This is also the tenth anniversary of the writing of the first line of the Falcon Programming Language. I was back from a hard day of underpaid work, while my pocket radio was playing the recordings of the police radio frequencies as the bomb blew 10 years before. I still remember the voice of the show host, on the brink of crying in the recall of the event, explaining that the code name for Falcone was "big personality", as it was a bit more than a tad overweight, and nice enough to accept jokes about this. And the recorded dialog was something like:

"They hit a big personality. I repeat, a big personality was hit."

And the policeman on the other side, his voice down to a broken whisper: "Received."

As I recalled his famous quotes, "I have no fear of dying. Who has no fear dies just once; who has fear dies thousands times every day", and especially "A man can die, but ideas don't", I took the decision to do something on my way back home from the train station. And so I sat all night long and had a first toy compiler running by the next morning.

I am going to have a sip of wine tonight to cheer at the 10th year of Falcon, at the 20th year of the death of a just man, and at the 20th year of an idea of justice and rightfulness being born.
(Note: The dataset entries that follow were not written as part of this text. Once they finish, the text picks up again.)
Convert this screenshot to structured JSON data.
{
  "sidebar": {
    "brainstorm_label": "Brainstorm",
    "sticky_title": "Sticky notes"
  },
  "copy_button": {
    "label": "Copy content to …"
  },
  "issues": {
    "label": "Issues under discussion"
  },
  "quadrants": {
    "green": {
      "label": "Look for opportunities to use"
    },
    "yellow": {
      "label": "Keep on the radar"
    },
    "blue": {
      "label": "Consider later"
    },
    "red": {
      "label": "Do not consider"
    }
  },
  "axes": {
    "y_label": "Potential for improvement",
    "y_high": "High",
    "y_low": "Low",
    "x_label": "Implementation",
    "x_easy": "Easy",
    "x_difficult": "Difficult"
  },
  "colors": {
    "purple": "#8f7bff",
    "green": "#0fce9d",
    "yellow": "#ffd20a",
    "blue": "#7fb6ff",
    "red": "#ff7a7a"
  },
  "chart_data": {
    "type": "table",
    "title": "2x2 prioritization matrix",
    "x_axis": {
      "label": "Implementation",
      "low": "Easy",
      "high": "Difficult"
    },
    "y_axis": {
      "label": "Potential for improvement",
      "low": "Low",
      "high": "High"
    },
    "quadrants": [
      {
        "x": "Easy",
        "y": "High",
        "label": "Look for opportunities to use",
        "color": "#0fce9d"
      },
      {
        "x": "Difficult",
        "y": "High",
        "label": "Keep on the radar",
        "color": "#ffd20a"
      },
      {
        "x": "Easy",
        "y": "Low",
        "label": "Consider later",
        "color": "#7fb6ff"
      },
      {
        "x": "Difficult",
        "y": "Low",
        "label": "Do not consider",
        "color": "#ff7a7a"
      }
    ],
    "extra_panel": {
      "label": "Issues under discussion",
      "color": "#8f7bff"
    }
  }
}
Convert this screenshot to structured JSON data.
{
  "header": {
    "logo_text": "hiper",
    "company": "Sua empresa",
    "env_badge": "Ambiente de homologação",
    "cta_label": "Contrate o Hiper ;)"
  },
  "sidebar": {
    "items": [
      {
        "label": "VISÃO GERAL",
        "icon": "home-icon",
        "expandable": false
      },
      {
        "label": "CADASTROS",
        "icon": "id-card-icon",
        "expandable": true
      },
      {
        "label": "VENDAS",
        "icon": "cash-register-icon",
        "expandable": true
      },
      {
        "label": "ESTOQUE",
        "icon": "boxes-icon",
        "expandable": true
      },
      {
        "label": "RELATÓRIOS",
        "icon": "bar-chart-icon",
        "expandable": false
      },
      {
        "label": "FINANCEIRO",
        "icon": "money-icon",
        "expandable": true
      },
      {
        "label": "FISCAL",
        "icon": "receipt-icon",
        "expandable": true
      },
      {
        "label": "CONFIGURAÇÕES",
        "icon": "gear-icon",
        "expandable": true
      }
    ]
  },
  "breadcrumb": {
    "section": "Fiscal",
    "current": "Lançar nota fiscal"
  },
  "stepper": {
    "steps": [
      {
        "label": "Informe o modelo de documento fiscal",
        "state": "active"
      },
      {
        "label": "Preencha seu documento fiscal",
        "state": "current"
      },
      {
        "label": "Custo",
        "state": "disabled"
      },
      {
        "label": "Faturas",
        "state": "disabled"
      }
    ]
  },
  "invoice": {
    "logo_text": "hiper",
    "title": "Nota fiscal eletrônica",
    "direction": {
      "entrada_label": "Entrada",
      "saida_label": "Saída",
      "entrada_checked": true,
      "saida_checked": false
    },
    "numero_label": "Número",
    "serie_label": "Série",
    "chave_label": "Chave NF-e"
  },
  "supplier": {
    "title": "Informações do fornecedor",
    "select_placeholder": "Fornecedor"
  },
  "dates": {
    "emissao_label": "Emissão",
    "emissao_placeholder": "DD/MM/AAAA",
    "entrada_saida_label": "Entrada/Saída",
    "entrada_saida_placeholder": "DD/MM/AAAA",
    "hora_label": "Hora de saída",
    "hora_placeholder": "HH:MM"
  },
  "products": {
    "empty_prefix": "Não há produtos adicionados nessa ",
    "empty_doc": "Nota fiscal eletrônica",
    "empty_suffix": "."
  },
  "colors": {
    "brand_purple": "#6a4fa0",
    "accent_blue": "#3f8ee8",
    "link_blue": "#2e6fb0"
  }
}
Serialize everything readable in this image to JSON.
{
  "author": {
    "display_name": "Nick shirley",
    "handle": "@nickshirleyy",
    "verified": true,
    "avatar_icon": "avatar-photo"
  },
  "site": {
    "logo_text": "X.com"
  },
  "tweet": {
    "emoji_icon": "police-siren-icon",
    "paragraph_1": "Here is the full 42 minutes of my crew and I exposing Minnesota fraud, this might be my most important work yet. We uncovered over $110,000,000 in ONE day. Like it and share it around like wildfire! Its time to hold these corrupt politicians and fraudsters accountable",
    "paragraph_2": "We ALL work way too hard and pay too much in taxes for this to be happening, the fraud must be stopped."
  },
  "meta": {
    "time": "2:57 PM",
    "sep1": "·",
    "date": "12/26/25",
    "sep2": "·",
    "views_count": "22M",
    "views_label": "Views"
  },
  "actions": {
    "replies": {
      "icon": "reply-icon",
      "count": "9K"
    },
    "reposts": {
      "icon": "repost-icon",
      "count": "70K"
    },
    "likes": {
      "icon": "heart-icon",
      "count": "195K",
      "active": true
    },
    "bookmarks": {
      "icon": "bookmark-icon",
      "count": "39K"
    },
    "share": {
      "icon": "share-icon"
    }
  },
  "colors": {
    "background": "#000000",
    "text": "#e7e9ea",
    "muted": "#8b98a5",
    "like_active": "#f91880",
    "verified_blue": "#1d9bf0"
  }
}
Tuesday, May 01, 2012

Lately, in the Falcon Programming Langauge IRC channel (#falcon on irc.freenode.net) I presented the idea of a concept-relation programming paradigm, which would superseed some fuzzy logic, constraint programming and logic programming constructs.

The idea is based on a first try where I modeled the analysis of complex systems through networks of "emergence", connected by possibly recursive causal relationships, as described by Edgard Morin in its masterwork "The Method".

Here I publish a first draft of the idea extended to generic networks of arbitrary concept bound by arbitrary relations.